The third teaching strategy is to provide Erin with literature, handouts, and resources, then ask her to educate the family about her health conditions and treatment. The necessity to share the information will let the verbal learner study the data carefully and summarize the vital points to know to improve home care. The patient and family should contact a hospital representative who can answer her questions or assist with the sources if they require more information (Rabbitts et al., 2017). Handouts and literature have to be approved by the physician and adequately chosen according to Erin’s level of education and disease conditions.
To educate on Do’s and Don’ts, Erin and her family have to get to know the severe consequences of inappropriate actions and discuss how to avoid such situations in their home environment. The “Do’s” can be divided into things that Erin can do on her own and ones that require her parents’ assistance. Home medication must be clearly explained before the discharge and collected into a handout with the symptoms and dosage of drugs to utilize. It is necessary to discuss the list with the patient’s family and ensure they are aware of the types of drugs and capable of making appropriate choices in pain management (Borden et al., 2016). The therapist or physician needs to be involved in the creation of medication lists for the family.
Wound care requires specific education for the family member who will be responsible for it, and its worsening symptoms have to be shared with the patient. A checklist with details like incision swelling, redness, warmth, and drainage to consider can be used, and the normal wound conditions should be described (Borden et al., 2016). Erin has to be aware of the significant signs and symptoms of infections or worsening health conditions. Literature and articles from public sources like healthcare.gov can be given to educate Erin and let her make notes of symptoms she might face during the perioperative period.
Erin and her parents need to have a list of complaints and the rate of their cruciality and the contacts of the hospital, emergency unit, physicians, and therapists. The activities restrictions can be taught via the videos of how the body in post-surgery conditions might react to prohibited actions. The perioperative diet must be healthy and balanced, and it is useful to encourage the whole family to change their eating habits to maintain such nutrition (Borden et al., 2016). The dietary instructions can be provided as product lists to choose from, so the family will obtain the new menu by trying different dishes.
The best approach is to implement all of the teaching strategies because it will allow the family to gather information from multiple sources and apply it in practice and discussions and consultations. The physician can ask Erin if making notes and summarizing the data was easy for her. If a verbal learner had no difficulties grouping the information, it verifies that they understood the material (Knoll et al., 2017). It will be evident that the family is well-educated to provide the patient with appropriate home care if their questions are specific and reveal that they deeply understand the topic.
Borden, T. C., Bellaire, L. L., & Fletcher, N. D. (2016). Improving perioperative care for adolescent idiopathic scoliosis patients: the impact of a multidisciplinary care approach. Journal of Multidisciplinary Healthcare, 9, 435-445. Web.

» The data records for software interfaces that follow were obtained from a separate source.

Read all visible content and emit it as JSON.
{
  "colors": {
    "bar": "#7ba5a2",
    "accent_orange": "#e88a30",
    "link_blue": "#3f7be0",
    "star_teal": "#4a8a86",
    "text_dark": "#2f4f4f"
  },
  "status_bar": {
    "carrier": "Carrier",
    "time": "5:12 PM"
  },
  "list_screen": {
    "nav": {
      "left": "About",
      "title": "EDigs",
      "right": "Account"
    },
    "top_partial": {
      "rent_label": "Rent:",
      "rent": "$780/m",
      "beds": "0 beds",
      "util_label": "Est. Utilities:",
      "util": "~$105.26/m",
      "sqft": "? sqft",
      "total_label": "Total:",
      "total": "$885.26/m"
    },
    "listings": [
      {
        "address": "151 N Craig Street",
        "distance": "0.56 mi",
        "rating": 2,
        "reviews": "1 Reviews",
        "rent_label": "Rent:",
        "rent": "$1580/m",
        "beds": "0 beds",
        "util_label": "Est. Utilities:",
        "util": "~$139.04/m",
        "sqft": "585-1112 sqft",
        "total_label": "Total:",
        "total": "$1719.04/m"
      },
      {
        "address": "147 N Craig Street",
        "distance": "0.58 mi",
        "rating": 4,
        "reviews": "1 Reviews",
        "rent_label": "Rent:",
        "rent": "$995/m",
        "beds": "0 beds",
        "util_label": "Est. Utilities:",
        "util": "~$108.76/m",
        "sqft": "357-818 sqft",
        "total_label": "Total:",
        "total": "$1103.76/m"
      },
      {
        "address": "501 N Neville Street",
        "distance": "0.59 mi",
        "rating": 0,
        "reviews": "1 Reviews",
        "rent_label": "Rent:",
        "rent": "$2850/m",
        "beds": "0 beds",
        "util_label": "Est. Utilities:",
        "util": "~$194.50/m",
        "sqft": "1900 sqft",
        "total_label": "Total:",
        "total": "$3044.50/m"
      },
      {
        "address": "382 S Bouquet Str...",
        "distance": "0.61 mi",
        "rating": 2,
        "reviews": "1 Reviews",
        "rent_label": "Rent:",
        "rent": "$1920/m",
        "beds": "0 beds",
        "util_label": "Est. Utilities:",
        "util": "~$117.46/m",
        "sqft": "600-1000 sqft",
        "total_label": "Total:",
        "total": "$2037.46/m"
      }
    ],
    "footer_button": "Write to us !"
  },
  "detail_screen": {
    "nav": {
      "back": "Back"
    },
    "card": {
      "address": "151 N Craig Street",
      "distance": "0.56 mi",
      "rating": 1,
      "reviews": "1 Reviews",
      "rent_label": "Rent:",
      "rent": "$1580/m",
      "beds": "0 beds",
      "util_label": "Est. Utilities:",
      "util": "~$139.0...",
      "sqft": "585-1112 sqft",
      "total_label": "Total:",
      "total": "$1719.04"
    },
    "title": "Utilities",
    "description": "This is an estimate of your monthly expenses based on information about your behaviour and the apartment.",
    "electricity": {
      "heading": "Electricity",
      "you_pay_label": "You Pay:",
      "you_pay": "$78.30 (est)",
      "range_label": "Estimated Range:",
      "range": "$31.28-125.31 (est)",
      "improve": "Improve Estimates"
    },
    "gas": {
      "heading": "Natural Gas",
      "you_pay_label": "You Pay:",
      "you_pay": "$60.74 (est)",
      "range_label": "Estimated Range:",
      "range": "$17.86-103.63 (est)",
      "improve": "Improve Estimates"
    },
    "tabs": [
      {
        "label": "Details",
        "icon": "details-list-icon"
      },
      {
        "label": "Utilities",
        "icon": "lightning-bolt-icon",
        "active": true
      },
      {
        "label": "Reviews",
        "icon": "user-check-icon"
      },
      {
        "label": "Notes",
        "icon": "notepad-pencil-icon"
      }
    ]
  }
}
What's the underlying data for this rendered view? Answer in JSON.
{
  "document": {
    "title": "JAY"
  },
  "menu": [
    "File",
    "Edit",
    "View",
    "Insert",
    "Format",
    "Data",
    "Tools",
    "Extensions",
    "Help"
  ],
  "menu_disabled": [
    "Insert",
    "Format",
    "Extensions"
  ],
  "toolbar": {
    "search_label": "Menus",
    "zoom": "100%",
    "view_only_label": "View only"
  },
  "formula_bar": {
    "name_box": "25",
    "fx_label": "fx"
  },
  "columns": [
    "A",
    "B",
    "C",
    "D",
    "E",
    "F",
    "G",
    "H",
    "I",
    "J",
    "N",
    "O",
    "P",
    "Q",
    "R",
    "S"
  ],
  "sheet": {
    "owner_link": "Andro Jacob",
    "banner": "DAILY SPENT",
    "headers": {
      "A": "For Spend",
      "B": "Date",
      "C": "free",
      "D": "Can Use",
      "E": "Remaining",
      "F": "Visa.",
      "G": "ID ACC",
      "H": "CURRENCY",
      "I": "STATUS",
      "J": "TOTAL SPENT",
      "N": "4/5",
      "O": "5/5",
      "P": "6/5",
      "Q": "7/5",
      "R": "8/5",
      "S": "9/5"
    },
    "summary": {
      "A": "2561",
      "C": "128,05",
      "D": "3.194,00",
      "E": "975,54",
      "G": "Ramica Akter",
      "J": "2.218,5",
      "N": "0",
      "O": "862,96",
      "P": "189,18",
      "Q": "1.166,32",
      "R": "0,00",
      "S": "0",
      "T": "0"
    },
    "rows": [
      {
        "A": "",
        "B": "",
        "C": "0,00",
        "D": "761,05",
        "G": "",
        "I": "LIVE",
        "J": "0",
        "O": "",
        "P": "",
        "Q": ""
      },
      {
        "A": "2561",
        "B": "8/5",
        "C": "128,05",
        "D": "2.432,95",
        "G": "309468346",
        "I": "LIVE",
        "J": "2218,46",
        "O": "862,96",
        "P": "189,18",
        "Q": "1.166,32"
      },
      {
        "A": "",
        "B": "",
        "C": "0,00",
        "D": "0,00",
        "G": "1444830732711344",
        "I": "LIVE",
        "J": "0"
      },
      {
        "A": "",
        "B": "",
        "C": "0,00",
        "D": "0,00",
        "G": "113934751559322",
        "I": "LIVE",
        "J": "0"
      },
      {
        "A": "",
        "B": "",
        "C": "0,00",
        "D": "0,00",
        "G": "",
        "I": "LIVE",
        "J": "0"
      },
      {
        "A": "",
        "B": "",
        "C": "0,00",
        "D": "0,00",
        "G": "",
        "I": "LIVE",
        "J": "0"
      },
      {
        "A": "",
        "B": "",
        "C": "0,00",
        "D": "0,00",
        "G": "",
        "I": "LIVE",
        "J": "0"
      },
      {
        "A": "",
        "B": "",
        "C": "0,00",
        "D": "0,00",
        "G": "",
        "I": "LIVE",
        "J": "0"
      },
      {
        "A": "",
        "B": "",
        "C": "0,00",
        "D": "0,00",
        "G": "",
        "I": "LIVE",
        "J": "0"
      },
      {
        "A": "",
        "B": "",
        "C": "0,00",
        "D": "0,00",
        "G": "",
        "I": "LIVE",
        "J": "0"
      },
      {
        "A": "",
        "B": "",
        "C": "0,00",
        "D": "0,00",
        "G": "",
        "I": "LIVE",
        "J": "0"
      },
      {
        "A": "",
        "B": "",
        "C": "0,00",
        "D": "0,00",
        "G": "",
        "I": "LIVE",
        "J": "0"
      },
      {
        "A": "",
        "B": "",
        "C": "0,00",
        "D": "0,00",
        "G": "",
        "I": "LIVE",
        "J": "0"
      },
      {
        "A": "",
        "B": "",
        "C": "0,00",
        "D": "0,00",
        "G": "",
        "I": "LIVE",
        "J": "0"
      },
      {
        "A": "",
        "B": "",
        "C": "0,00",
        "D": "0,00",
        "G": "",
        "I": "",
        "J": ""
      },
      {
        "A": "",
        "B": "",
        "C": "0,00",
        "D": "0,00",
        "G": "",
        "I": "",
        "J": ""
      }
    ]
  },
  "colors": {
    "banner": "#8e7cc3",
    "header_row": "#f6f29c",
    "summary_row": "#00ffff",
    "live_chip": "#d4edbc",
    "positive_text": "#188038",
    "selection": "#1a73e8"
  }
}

Knoll, A. R., Otani, H., Skeel, R. L., & Van Horn, K. R. (2017). Learning style, judgements of learning, and learning of verbal and visual information. British Journal of Psychology, 108(3), 544-563. Web.
Rabbitts, J. A., Aaron, R. V., Fisher, E., Lang, E. A., Bridgwater, C., Tai, G. G., & Palermo, T. M. (2017). Long-term pain and recovery after major pediatric surgery: a qualitative study with teens, parents, and perioperative care providers. The Journal of Pain, 18(7), 778-786. Web.